The official death count is only 12, but eyewitness reports and the large number of missing persons reports tell a story that has a much higher body count. The massacre quashed much of the protest, but Nigeria is still simmering with unrest as countless international celebrities and organizations, from Cardi B to Joe Biden, to Nigeria’s Feminist Coalition to Anonymous, have spoken out against the Nigerian government’s violent supression of protest.

— Claire Arp, Daily Arts Writer

November 2020: Everyone Loves Steve Kornacki 

We all remember the election. The week-long stress-fest that was a ratings extravaganza for MSNBC and CNN. Waiting for election results was like continually watching “Uncut Gems” on repeat and in slow motion: You may know the outcome and hope for the best, but you cannot help but feel something unreal could happen and change the ending anyway. The only way I got through this time, just like many others, was by watching heartthrob analyst Steve Kornacki on TV. The man is dad chic; his pencil-pusher look combined with his perfect analysis of numbers to provide pure alleviation to all viewers. People purchased mugs with his face on them, and the national attention even caused the NFL to hire him for post-season analysis. We all know the true hero of November is this man and his khakis.

— M. Deitz, Daily Arts Writer

December 2020: Cyberpunk 2077 Bombs

There was a lot going on at the close of the year, but nothing stood out more than the launch, and subsequent failure, of CD Projekt Red’s “Cyberpunk 2077.” One of the most anticipated games for almost a decade, the game finally launched in mid-December after numerous delays. People expected one of the best games of the Western RPG genre that pushed the graphics and world to their limit. 

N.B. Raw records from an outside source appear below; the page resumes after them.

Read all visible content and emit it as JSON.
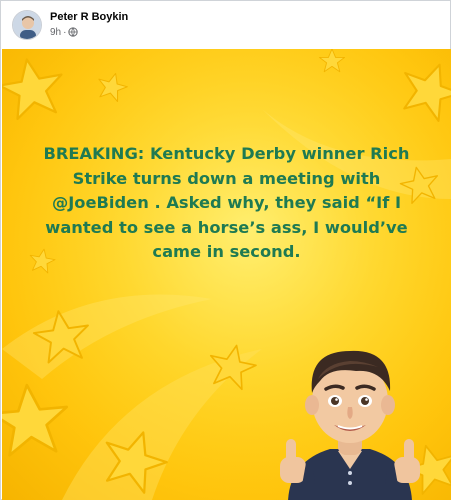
{
  "post": {
    "author": "Peter R Boykin",
    "time": "9h",
    "separator": "·",
    "privacy_icon": "globe-icon"
  },
  "image": {
    "caption_lines": [
      "BREAKING: Kentucky Derby winner Rich",
      "Strike turns down a meeting with",
      "@JoeBiden . Asked why, they said “If I",
      "wanted to see a horse’s ass, I would’ve",
      "came in second."
    ],
    "colors": {
      "background": "#ffcc10",
      "stars": "#ffd83a",
      "caption_text": "#1f7a52"
    },
    "figure": "memoji-thumbs-up"
  }
}
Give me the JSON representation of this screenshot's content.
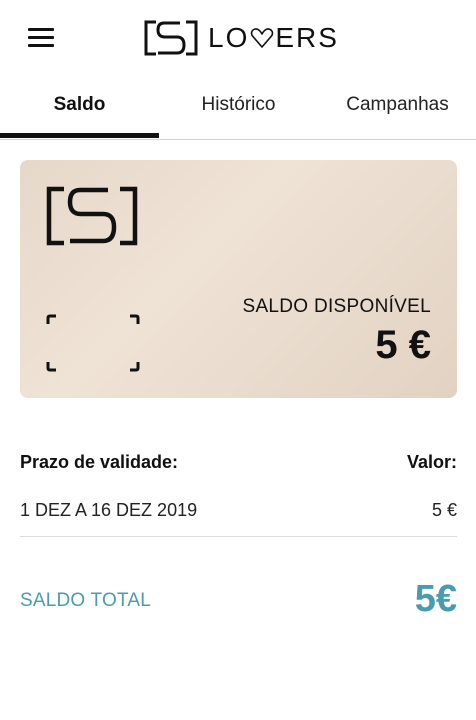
{
  "header": {
    "brand_text_left": "LO",
    "brand_text_right": "ERS",
    "icons": [
      "menu-icon",
      "brand-logo-icon",
      "heart-icon"
    ]
  },
  "tabs": [
    {
      "label": "Saldo",
      "active": true
    },
    {
      "label": "Histórico",
      "active": false
    },
    {
      "label": "Campanhas",
      "active": false
    }
  ],
  "card": {
    "label": "SALDO DISPONÍVEL",
    "amount": "5 €",
    "icons": [
      "card-logo-icon",
      "scan-frame-icon"
    ]
  },
  "details": {
    "period_header": "Prazo de validade:",
    "value_header": "Valor:",
    "rows": [
      {
        "period": "1 DEZ A 16 DEZ 2019",
        "value": "5 €"
      }
    ]
  },
  "total": {
    "label": "SALDO TOTAL",
    "value": "5€"
  },
  "colors": {
    "accent": "#4a9bb0",
    "card_background": "#e8dacb",
    "text": "#111111"
  }
}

What they got was a buggy, half-finished mess that executives truly believed was fit for consumer use. CDPR lost not only respect and prestige for lying about the product but sparked an entirely new debate on workplace conduct, crunch and how quality assurance testers are treated. While the world waits patiently for patches and a true next-gen version to make the game playable for all, the repercussions of its failures will surely affect the video game industry for years to come. 

— M. Deitz, Daily Arts Writer